VERLAINES — ‘Hanging By Strands’ / ‘Joed Out’
BARBARA MANNING — ‘Hanging By Strands / ‘Joed Out’

A fox fur is an expensive accessory — it speaks of a life of privilege, prestige, and money. It’s the sort of thing you’d expect draped around the shoulders of an aristocrat, or a starlet. Cashmere, while equally exquisite and fine, is a more common fabric — you can buy sweaters, pullovers, and even scarves made out of cashmere at most clothing stores (assuming, of course, you’re willing to drop a few hundred dollars).

When Graeme Downes sings ‘Joed Out’ (available on the Verlaines’ Juvenilia), he describes his lovers’ hair as foxfur. When Barbara Manning covered this Verlaines song, she changes ‘foxfur’ to ‘cashmere’. It’s a small detail, but extremely crucial. A woman with hair as soft as foxfur is a rarity, a treasure, an intimidating beauty. This woman is something to protect more than something to cherish — given that, the relaxed paranoia of the song (‘It’s ten o’clock in the afternoon / You’d better come by here soon / Or I’ll go out / Of my mind’) isn’t surprising. After all, ‘it’s hard living your life / On a knife edge’ with such a person causing this inadvertent turmoil. Even when safe, and ‘I lie on your bed / and I touch your head’, any solace achieved is tainted with this cloying desperation.

But change that foxfur to cashmere — suddenly, this person’s more approachable, more down-to-earth. They’re a source of comfort, not conflict. Suddenly, this song about trying to hold onto something slipping away becomes a song about holding onto yourself. It helps that Barbara’s version is gentler and self-assured, the polar opposite of the herky-jerky nervousness of the Verlaines. And it goes without saying that they’re both great. (You can find Barbara’s version on Under One Roof: Singles & Oddities, which is what it purports to be.)

This isn’t the only time that Barbara and Graeme approach the same song from different viewpoints, though. ‘Hanging By Strands’ (another Verlaines song, available on their last album, Over the Moon) takes its sigh-ridden canter into the vaulted heaven it describes, even when the lyrics suggest otherwise — ‘You gotta see that it’s no good leaving it up to me to make you happy’. Even at their most downtrodden, Graeme Downes (a classical music teacher) dresses up his songs in soaring arrangements that often belie the songs’ actual sentiments.

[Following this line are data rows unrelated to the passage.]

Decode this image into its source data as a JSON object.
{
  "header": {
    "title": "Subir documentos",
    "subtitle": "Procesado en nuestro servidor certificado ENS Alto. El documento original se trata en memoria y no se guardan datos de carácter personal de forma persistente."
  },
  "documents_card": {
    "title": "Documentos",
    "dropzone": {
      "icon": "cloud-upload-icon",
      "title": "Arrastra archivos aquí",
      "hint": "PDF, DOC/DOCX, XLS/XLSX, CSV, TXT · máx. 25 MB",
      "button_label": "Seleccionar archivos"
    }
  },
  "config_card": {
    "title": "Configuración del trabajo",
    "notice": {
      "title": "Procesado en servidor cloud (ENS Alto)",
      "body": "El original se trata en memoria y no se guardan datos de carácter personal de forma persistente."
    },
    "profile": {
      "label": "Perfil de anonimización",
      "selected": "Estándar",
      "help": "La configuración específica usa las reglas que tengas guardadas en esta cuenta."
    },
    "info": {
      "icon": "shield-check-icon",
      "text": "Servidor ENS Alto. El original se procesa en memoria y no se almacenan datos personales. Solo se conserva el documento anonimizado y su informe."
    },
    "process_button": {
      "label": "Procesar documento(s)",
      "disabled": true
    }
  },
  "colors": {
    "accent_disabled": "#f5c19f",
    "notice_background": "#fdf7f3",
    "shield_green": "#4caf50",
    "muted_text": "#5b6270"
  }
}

However, in the hands of Barbara Manning and the Go Luckys (Barbara’s new backing band), ‘Hanging By Strands’ cuts to the chase, stating its case with efficiency and directness. Instead of an organ swooping in amidst other meticulously arranged instrumentation, there’s just a guitar, bass and drum set, treating the song like a smart little Young Marble Giants number gussied up for the prom. “Gussies” meaning tattered jeans and Chuck Taylors, of course — I’m not sure the date would find a suitable place to pin the corsage. And I’m not sure the song would really care – “So why do I continue? It’s simply too hard to tell.”